§ **WHAT THE TASK REQUIRES**: The required output is a copy of each line in the material below that includes "Работа".

§ **INPUT**:
^^^^

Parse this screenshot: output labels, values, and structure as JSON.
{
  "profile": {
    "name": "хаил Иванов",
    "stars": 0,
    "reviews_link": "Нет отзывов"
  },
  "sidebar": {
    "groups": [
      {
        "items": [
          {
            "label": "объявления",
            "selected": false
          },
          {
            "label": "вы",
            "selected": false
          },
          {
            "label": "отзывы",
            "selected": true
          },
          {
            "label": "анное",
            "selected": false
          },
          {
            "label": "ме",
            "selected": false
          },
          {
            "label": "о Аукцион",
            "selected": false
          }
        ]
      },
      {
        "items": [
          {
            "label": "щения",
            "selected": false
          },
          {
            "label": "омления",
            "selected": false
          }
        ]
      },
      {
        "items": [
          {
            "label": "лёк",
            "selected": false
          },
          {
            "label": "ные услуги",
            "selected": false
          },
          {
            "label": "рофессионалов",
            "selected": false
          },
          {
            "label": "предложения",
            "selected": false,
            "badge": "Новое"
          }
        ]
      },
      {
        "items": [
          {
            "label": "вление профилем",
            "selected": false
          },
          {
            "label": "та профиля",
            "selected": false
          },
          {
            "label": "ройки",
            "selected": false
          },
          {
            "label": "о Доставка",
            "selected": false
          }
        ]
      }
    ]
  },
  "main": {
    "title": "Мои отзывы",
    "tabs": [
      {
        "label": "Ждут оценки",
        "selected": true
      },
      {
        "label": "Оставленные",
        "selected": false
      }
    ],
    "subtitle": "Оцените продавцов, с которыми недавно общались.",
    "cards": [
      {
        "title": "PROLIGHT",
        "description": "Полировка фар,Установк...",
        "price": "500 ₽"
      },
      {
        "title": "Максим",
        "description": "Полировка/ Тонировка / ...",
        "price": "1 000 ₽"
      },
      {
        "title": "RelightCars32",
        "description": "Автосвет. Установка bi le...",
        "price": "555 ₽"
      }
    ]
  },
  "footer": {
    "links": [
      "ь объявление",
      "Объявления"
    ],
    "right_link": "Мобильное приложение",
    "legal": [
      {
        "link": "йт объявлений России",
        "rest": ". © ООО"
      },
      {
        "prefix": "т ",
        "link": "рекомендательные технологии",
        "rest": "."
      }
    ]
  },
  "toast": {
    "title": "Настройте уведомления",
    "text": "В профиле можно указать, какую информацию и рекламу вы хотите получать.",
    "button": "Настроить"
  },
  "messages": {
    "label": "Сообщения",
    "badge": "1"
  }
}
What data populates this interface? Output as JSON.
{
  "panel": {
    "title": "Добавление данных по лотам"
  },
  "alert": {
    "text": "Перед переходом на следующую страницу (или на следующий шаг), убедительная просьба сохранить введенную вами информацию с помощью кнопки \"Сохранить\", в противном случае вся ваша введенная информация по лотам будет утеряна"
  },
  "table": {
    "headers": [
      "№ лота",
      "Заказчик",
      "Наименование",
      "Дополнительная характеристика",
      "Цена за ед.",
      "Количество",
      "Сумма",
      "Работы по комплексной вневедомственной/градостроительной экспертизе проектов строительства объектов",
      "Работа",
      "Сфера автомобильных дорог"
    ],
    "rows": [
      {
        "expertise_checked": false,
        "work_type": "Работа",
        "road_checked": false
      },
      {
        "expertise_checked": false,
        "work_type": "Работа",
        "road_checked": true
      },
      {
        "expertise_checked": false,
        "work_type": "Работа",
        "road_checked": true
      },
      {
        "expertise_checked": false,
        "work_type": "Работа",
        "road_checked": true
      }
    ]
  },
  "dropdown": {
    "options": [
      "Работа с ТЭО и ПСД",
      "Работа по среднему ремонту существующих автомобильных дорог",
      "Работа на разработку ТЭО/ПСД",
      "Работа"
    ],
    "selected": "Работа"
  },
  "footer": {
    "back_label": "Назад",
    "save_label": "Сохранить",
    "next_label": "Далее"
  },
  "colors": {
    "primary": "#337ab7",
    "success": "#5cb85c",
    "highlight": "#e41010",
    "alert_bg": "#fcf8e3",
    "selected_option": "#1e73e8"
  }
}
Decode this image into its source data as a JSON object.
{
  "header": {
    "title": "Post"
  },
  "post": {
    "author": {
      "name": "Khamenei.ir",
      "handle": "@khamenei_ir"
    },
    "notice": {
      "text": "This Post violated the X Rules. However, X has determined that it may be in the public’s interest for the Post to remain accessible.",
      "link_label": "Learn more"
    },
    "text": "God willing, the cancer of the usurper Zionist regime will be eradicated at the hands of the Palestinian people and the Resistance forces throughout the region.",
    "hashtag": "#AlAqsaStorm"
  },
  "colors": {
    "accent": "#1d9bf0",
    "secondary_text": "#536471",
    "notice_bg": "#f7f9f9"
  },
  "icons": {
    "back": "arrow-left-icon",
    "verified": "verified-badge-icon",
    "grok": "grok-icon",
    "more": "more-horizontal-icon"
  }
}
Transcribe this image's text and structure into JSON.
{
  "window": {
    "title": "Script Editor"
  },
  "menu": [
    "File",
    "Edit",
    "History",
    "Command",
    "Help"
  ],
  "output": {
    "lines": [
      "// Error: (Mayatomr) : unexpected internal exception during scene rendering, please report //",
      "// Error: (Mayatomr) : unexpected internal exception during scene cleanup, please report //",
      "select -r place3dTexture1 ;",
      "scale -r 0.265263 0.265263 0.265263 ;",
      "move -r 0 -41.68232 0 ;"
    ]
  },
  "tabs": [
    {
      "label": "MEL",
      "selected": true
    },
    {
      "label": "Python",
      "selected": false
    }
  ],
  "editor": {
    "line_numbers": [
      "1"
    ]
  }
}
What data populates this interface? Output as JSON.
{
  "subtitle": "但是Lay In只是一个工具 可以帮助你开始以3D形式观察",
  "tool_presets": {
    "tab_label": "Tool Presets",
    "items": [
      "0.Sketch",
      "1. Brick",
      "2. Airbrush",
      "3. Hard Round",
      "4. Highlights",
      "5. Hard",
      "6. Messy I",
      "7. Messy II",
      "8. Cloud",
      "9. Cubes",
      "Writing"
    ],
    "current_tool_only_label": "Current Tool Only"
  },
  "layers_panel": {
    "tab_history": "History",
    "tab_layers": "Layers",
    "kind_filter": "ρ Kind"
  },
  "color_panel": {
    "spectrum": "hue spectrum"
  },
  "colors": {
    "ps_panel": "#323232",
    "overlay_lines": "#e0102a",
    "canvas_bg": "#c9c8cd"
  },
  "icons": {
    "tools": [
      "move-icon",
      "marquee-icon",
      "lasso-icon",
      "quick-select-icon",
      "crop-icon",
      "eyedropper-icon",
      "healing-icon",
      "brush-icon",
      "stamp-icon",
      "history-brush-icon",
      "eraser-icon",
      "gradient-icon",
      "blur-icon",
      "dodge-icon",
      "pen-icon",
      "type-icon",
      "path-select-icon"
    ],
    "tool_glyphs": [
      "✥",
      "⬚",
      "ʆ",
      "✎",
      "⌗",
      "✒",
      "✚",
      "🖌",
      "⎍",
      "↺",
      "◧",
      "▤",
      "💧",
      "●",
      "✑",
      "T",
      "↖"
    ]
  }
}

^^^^

§ **ANSWER**:
      "Работа",
        "work_type": "Работа",
        "work_type": "Работа",
        "work_type": "Работа",
        "work_type": "Работа",
      "Работа с ТЭО и ПСД",
      "Работа по среднему ремонту существующих автомобильных дорог",
      "Работа на разработку ТЭО/ПСД",
      "Работа"
    "selected": "Работа"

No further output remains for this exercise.